One reason is that they actually make over half their revenue from their web hosting services. In other words, they make so much money from their other businesses, that they can run Amazon.com at a loss, undercutting their competition until they go out of business, and then gaining market share. Another way this works is that since they are gaining marketshare, even though they don’t officially turn a profit, their stock price skyrockets, and thus their leadership becomes obscenely wealthy. If you read the Sun article, you’ll see how they actually have employed this in a very unethical way to put other real businesses out of business.
- They seem like a free & open marketplace, but they steer business towards their own products, or people who use other Amazon services, rather than towards the truly best product.

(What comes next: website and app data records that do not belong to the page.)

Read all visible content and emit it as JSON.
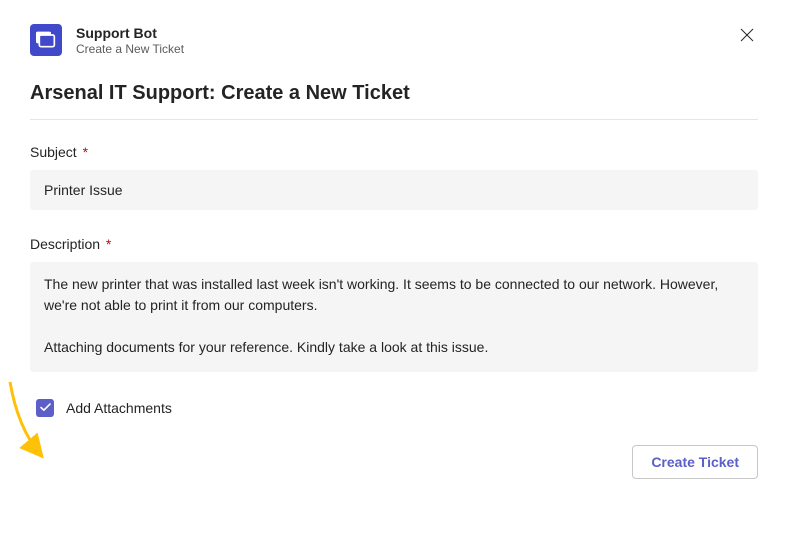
{
  "header": {
    "app_title": "Support Bot",
    "app_subtitle": "Create a New Ticket"
  },
  "page_title": "Arsenal IT Support: Create a New Ticket",
  "form": {
    "subject_label": "Subject",
    "subject_value": "Printer Issue",
    "description_label": "Description",
    "description_value": "The new printer that was installed last week isn't working. It seems to be connected to our network. However, we're not able to print it from our computers.\n\nAttaching documents for your reference. Kindly take a look at this issue.",
    "attachments_label": "Add Attachments",
    "attachments_checked": true
  },
  "actions": {
    "create_label": "Create Ticket"
  },
  "required_marker": "*"
}
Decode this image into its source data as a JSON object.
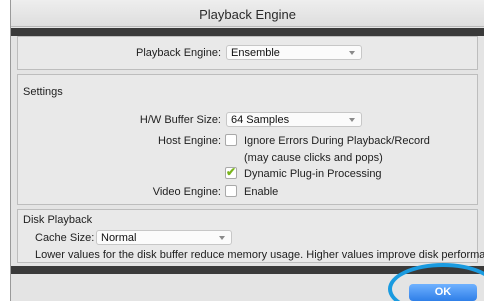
{
  "window": {
    "title": "Playback Engine"
  },
  "engine": {
    "label": "Playback Engine:",
    "value": "Ensemble"
  },
  "settings": {
    "heading": "Settings",
    "buffer_label": "H/W Buffer Size:",
    "buffer_value": "64 Samples",
    "host_label": "Host Engine:",
    "ignore_errors_label": "Ignore Errors During Playback/Record",
    "ignore_errors_note": "(may cause clicks and pops)",
    "ignore_errors_checked": false,
    "dynamic_label": "Dynamic Plug-in Processing",
    "dynamic_checked": true,
    "video_label": "Video Engine:",
    "video_enable_label": "Enable",
    "video_checked": false
  },
  "disk": {
    "heading": "Disk Playback",
    "cache_label": "Cache Size:",
    "cache_value": "Normal",
    "note": "Lower values for the disk buffer reduce memory usage.  Higher values improve disk performance."
  },
  "footer": {
    "ok_label": "OK"
  },
  "colors": {
    "ok_button": "#3a8cf0",
    "highlight_circle": "#1a9be0",
    "checkmark": "#7ab51d"
  }
}
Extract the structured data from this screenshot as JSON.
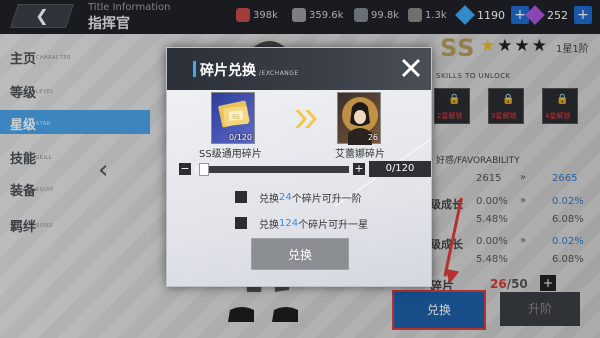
{
  "header": {
    "back_icon": "chevron-left-icon",
    "title_en": "Title Information",
    "title_cn": "指挥官",
    "resources": [
      {
        "value": "398k",
        "color": "#c84a4a"
      },
      {
        "value": "359.6k",
        "color": "#9a9a9a"
      },
      {
        "value": "99.8k",
        "color": "#7f8890"
      },
      {
        "value": "1.3k",
        "color": "#888888"
      }
    ],
    "premium": [
      {
        "value": "1190",
        "color": "#3fa9f5"
      },
      {
        "value": "252",
        "color": "#a855d8"
      }
    ]
  },
  "menu": [
    {
      "cn": "主页",
      "en": "CHARACTER",
      "active": false
    },
    {
      "cn": "等级",
      "en": "LEVEL",
      "active": false
    },
    {
      "cn": "星级",
      "en": "STAR",
      "active": true
    },
    {
      "cn": "技能",
      "en": "SKILL",
      "active": false
    },
    {
      "cn": "装备",
      "en": "EQUIP",
      "active": false
    },
    {
      "cn": "羁绊",
      "en": "BOND",
      "active": false
    }
  ],
  "detail": {
    "rank": "SS",
    "stars_filled": 1,
    "stars_total": 4,
    "stage": "1星1阶",
    "skills_hint": "SKILLS TO UNLOCK",
    "skills": [
      {
        "label": "2星解锁"
      },
      {
        "label": "3星解锁"
      },
      {
        "label": "4星解锁"
      }
    ],
    "favorability_label": "好感/FAVORABILITY",
    "stats": [
      {
        "label": "",
        "from": "2615",
        "to": "2665"
      },
      {
        "label": "级成长",
        "from": "0.00%",
        "to": "0.02%"
      },
      {
        "label": "",
        "from": "5.48%",
        "to": "6.08%"
      },
      {
        "label": "级成长",
        "from": "0.00%",
        "to": "0.02%"
      },
      {
        "label": "",
        "from": "5.48%",
        "to": "6.08%"
      }
    ],
    "fragment_label": "碎片",
    "fragment_have": "26",
    "fragment_need": "/50",
    "exchange_btn": "兑换",
    "upgrade_btn": "升阶"
  },
  "modal": {
    "title": "碎片兑换",
    "subtitle": "/EXCHANGE",
    "close_icon": "close-icon",
    "from_item": {
      "caption": "SS级通用碎片",
      "count": "0/120",
      "card_text": "SS"
    },
    "to_item": {
      "caption": "艾蕾娜碎片",
      "count": "26"
    },
    "slider": {
      "value_text": "0/120",
      "current": 0,
      "max": 120
    },
    "options": [
      {
        "pre": "兑换",
        "num": "24",
        "post": "个碎片可升一阶"
      },
      {
        "pre": "兑换",
        "num": "124",
        "post": "个碎片可升一星"
      }
    ],
    "confirm_label": "兑换"
  }
}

- As local businesses shut down, you have more people jumping at their $15 an hour warehouse jobs instead of running small businesses that would earn significantly more than that. Consider this: would you seriously be able to support your family on $15 an hour?
Bad for workers
I’ll keep this one simple: numerous articles depict them treating workers more like robots than humans. To Amazon, human labor is disposable, and rather than nurturing and developing a labor force, the impression I get is they try to de-humanize workers as much as possible, instilling noteworthy hurdles to things like using the restroom, talking to other humans or, you know, basic compassion.
The heartbreaking thing is people are actually flocking to these jobs; although, I suspect not because they feel good about them, but because they’re desperate. I’ve been in those shoes before, struggling to pay rent, and I would have worked just about anything to not go under — it’s difficult to understand this reality unless you’ve lived it, but for a large segment of the population, this is the water they swim in.
Of course, the problem here is much bigger than Amazon, but as in the “bad for the economy” section, they represent the essential case-study of how capitalism can go sour when one company has too much power.
Buying from Amazon is supporting an economy that increases the sector of people who don’t make a living wage, increases the wealth disparity, and also creates a larger scale work environment that rips apart the human spirit.
Jeff Bezos has questionable ethics
Obviously, I don’t actually know Jeff Bezos, so this section is largely speculation. However, as a general note, it’s not my style to ride the corporate-executives-are-evil train, and I actually have favorable opinions of the founders/owners of a few of the other largest corporations in America.
All that being said, everything I’ve read about Mr. Bezos, the owner of Amazon, suggests to me he is a person with very little empathy, incredibly cutthroat, and is primarily motivated by a pathological degree of competitiveness and desire for power. He is not a person I feel good about having a major influence on the flow of our country. This article paints an interesting overview.
On a bright note, after a long history of practically very zero philanthropy, he did recently commit 10 billion, around 7% of his wealth, to climate change. So I’d like to throw him a little bone there, but it’s going to take a lot more than that to radically change my take on him.
In any case, rather than taking my word for it, I encourage you to do your own research, and come to your own conclusions.
The purpose of this post is not to shame anyone for their purchasing habits, or to suggest that boycotting Amazon is even the best way to go about life. Rather, I am merely sharing my process and some decisions that have helped me step into deeper layers of peace and alignment.
I welcome everyone to have their own opinion and approach on how to best live this precious life. In turn, I leave you with a more general question to help you come more fully into your own:
With respect to your purchasing decisions, how could you step into fuller integrity?